**What you are asked to do**: The answer must consist of every line from the entries below that contains the word "title".

**Material provided**:
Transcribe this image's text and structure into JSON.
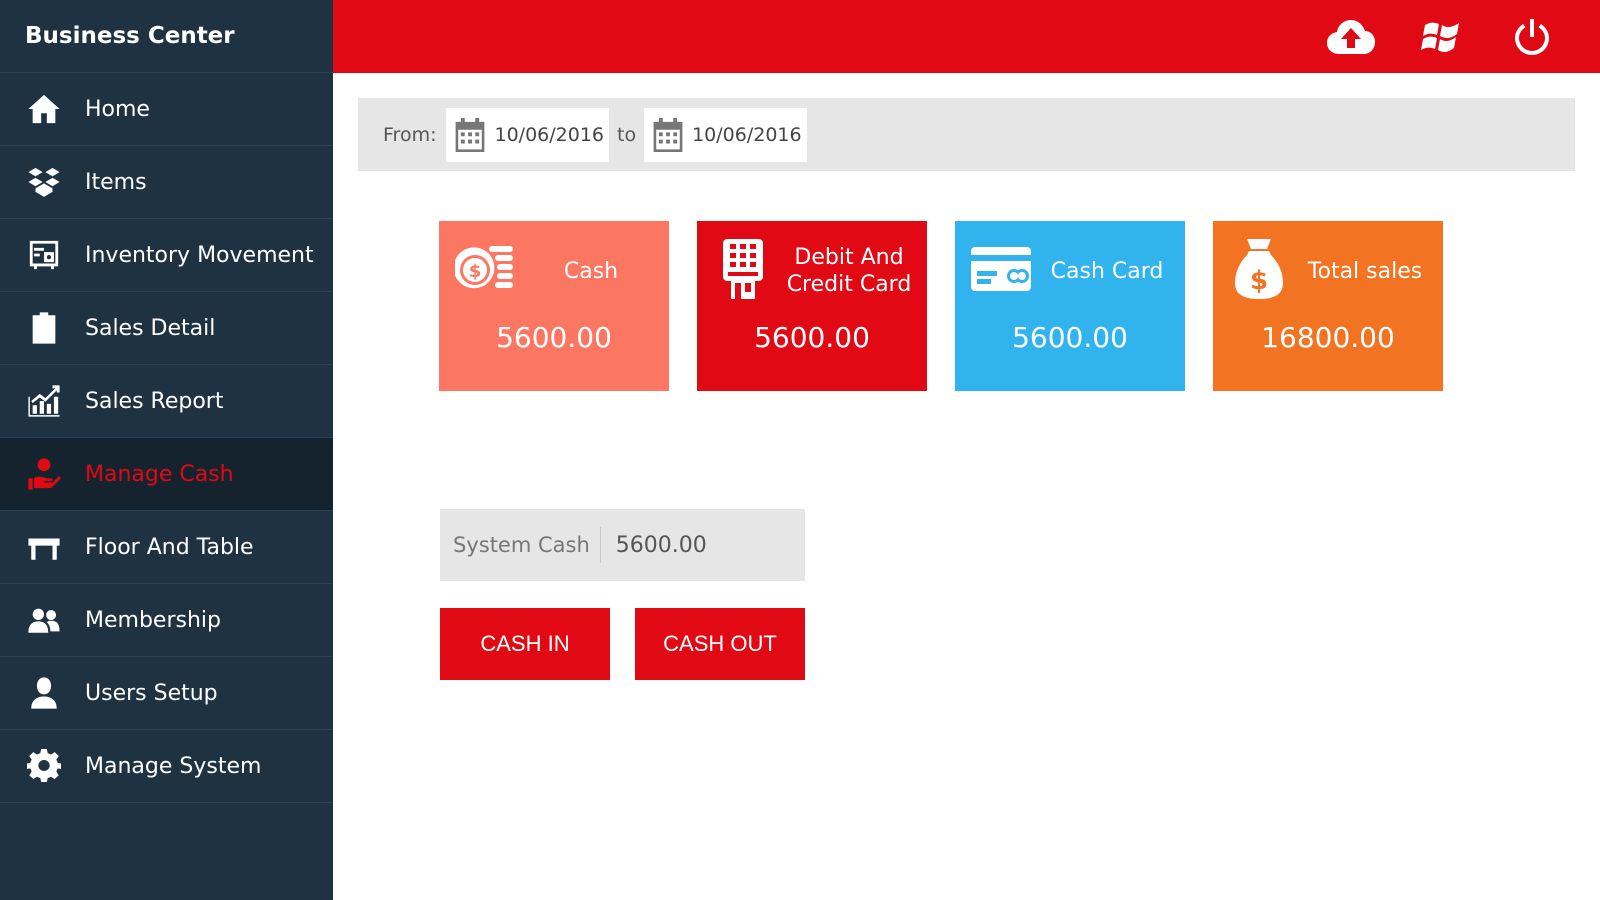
{
  "app": {
    "brand": "Business Center"
  },
  "sidebar": {
    "items": [
      {
        "label": "Home",
        "icon": "home-icon"
      },
      {
        "label": "Items",
        "icon": "boxes-icon"
      },
      {
        "label": "Inventory Movement",
        "icon": "safe-icon"
      },
      {
        "label": "Sales Detail",
        "icon": "clipboard-icon"
      },
      {
        "label": "Sales Report",
        "icon": "chart-icon"
      },
      {
        "label": "Manage Cash",
        "icon": "hand-coin-icon",
        "active": true
      },
      {
        "label": "Floor And Table",
        "icon": "table-icon"
      },
      {
        "label": "Membership",
        "icon": "users-icon"
      },
      {
        "label": "Users Setup",
        "icon": "user-icon"
      },
      {
        "label": "Manage System",
        "icon": "gear-icon"
      }
    ]
  },
  "topbar": {
    "icons": [
      "cloud-upload-icon",
      "windows-icon",
      "power-icon"
    ]
  },
  "filter": {
    "from_label": "From:",
    "from_date": "10/06/2016",
    "to_label": "to",
    "to_date": "10/06/2016"
  },
  "cards": {
    "cash": {
      "title": "Cash",
      "value": "5600.00",
      "icon": "coins-icon"
    },
    "debit": {
      "title": "Debit And Credit Card",
      "value": "5600.00",
      "icon": "card-terminal-icon"
    },
    "cash_card": {
      "title": "Cash Card",
      "value": "5600.00",
      "icon": "credit-card-icon"
    },
    "total": {
      "title": "Total sales",
      "value": "16800.00",
      "icon": "money-bag-icon"
    }
  },
  "system_cash": {
    "label": "System Cash",
    "value": "5600.00"
  },
  "actions": {
    "cash_in": "CASH IN",
    "cash_out": "CASH OUT"
  },
  "colors": {
    "accent_red": "#e00914",
    "sidebar_bg": "#1f3242",
    "cash_card_bg": "#fc7762",
    "debit_card_bg": "#e00914",
    "cash_card_blue": "#31b4ee",
    "total_sales_bg": "#f27322"
  }
}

**Solution for this task**:
      "title": "Cash",
      "title": "Debit And Credit Card",
      "title": "Cash Card",
      "title": "Total sales",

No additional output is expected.